TASK BRIEF
One number is the expected answer: the count of lines in the material below containing the word "JSON".

RECORDS FOR PROCESSING
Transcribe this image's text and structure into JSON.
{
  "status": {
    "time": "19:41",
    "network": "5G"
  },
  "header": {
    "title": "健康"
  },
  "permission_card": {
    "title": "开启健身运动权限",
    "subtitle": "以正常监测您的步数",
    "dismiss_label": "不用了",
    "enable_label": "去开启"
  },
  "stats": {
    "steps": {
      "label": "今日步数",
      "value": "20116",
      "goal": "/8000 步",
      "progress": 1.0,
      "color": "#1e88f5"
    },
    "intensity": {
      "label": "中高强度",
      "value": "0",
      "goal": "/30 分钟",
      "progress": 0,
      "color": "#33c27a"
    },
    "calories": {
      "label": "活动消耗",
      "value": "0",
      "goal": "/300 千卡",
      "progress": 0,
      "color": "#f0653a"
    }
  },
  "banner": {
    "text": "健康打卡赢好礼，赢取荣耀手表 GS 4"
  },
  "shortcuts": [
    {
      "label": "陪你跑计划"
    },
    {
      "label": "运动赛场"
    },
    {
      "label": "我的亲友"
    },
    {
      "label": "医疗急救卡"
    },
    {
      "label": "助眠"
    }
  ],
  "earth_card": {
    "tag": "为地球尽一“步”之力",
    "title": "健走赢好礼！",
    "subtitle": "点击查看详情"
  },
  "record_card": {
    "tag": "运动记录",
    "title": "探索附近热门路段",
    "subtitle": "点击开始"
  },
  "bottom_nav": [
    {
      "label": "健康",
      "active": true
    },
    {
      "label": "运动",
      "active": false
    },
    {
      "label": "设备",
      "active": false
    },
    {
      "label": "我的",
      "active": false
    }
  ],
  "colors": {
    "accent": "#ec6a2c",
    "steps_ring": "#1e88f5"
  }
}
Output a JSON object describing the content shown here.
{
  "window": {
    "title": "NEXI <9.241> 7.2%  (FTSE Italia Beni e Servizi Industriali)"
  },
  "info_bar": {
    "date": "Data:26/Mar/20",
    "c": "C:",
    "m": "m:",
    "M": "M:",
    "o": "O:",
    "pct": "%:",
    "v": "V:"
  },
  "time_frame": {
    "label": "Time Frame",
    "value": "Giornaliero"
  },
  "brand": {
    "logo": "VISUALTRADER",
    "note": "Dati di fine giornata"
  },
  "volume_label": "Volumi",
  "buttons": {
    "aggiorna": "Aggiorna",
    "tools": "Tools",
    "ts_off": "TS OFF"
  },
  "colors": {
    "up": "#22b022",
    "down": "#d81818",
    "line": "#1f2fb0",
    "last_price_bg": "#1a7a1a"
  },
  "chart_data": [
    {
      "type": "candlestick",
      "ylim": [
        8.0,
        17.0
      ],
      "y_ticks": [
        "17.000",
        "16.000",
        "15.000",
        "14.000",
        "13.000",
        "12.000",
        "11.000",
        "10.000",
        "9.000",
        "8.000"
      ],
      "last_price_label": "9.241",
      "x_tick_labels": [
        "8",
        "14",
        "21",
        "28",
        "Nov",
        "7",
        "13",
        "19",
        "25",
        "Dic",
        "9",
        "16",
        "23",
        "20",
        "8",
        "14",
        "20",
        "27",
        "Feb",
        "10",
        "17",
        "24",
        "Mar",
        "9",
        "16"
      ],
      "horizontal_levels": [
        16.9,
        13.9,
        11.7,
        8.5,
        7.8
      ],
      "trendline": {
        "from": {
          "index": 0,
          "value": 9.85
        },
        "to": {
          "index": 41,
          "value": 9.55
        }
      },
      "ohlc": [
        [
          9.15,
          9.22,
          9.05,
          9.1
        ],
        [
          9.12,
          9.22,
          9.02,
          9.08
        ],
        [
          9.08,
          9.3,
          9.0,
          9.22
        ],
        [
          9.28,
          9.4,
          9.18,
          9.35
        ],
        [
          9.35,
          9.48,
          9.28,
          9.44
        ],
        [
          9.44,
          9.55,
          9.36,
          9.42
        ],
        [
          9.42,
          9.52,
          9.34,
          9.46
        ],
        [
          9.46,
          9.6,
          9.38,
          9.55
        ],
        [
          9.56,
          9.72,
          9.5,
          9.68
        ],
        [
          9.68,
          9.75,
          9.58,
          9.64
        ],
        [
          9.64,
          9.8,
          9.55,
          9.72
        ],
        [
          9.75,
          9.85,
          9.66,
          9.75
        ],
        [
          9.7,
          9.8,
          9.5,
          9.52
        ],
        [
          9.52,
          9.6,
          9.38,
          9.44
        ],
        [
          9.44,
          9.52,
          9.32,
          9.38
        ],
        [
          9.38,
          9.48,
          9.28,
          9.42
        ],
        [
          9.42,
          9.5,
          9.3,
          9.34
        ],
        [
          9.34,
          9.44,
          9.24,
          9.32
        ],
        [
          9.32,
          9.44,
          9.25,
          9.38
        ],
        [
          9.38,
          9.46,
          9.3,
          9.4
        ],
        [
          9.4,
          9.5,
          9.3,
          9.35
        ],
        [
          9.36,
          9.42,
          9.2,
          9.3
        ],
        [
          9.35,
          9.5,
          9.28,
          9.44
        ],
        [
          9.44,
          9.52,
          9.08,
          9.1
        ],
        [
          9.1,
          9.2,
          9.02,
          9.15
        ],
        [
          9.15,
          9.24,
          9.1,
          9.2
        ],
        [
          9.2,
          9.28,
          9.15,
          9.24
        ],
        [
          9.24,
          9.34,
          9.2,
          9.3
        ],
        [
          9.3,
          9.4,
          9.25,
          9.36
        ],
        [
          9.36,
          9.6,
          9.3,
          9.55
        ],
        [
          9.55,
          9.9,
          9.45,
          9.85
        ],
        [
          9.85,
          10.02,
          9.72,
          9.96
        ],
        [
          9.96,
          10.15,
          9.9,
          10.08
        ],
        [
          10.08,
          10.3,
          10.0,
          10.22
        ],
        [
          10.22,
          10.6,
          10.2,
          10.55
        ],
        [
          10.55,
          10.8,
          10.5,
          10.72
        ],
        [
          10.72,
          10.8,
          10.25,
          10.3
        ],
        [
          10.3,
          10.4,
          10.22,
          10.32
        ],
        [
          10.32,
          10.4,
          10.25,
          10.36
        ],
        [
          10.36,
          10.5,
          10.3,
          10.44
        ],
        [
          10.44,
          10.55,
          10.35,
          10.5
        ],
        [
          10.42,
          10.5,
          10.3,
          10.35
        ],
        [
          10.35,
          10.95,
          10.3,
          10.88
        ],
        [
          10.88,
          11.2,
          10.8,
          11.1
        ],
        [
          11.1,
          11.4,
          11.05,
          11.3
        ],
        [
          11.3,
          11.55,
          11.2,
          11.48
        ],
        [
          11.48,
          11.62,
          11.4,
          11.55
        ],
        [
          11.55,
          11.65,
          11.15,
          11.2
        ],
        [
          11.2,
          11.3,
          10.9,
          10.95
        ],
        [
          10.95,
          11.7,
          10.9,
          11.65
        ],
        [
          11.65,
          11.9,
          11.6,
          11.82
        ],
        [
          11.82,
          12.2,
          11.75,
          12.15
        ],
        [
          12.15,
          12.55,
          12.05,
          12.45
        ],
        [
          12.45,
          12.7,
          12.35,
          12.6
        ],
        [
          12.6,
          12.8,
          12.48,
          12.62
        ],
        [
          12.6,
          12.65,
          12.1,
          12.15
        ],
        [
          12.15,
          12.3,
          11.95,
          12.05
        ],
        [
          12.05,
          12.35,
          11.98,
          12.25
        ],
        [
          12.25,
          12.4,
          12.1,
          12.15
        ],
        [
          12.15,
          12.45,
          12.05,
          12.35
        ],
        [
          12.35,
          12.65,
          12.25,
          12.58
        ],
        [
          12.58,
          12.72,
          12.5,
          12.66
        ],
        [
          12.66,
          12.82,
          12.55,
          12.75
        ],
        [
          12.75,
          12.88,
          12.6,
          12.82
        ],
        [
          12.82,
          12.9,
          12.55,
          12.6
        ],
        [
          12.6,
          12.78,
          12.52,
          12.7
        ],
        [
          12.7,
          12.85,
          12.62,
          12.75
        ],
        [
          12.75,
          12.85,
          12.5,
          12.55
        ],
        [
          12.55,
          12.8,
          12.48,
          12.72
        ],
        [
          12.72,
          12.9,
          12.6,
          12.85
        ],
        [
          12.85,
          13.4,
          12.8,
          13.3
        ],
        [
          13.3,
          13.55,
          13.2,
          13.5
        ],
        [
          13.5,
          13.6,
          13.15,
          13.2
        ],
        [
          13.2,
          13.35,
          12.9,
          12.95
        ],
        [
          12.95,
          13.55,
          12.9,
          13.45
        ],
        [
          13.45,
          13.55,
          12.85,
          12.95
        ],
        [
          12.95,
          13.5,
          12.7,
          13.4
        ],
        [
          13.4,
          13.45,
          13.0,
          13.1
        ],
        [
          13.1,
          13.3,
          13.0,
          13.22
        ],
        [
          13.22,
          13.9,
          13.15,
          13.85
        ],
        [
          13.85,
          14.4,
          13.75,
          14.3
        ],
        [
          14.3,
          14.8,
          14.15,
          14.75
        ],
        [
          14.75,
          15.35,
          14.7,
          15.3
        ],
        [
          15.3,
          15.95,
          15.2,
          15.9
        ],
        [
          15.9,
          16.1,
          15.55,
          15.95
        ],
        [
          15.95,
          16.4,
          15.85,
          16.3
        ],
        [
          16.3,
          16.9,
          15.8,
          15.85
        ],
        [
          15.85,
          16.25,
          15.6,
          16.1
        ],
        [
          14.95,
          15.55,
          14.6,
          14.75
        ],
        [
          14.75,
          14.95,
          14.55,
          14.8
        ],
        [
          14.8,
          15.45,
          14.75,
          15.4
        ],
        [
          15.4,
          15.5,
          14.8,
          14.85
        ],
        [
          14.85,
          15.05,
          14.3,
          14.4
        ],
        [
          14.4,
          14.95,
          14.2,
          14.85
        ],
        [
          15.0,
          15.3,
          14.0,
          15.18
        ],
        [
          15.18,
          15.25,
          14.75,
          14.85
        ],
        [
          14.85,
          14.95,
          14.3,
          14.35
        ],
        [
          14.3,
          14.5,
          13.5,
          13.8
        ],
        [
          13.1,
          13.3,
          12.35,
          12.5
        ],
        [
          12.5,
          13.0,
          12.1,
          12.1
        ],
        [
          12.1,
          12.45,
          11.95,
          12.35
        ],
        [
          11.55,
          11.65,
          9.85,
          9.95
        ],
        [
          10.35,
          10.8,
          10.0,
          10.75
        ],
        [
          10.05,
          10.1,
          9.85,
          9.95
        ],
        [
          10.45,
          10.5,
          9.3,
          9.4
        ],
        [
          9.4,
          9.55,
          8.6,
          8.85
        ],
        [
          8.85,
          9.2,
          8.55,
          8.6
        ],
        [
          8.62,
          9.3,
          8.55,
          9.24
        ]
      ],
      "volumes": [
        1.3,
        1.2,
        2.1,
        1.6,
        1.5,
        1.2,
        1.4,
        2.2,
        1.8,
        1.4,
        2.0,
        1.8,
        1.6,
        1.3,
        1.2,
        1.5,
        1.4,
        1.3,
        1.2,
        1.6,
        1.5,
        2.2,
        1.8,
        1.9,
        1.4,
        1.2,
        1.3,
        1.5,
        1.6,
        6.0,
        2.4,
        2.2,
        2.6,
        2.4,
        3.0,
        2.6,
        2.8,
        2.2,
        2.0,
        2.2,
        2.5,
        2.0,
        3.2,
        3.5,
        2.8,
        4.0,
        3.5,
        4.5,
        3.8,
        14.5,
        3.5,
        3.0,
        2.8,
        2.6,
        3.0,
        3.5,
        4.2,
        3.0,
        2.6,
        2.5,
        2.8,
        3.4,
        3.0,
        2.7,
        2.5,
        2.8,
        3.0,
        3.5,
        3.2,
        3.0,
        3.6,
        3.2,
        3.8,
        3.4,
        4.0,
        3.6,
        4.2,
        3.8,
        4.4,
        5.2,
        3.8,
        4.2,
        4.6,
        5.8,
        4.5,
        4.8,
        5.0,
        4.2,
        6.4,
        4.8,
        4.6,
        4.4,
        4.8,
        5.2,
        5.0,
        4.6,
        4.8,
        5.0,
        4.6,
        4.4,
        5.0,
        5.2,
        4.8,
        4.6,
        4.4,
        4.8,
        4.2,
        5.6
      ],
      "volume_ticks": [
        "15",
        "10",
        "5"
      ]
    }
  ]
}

WRITTEN ANSWER
2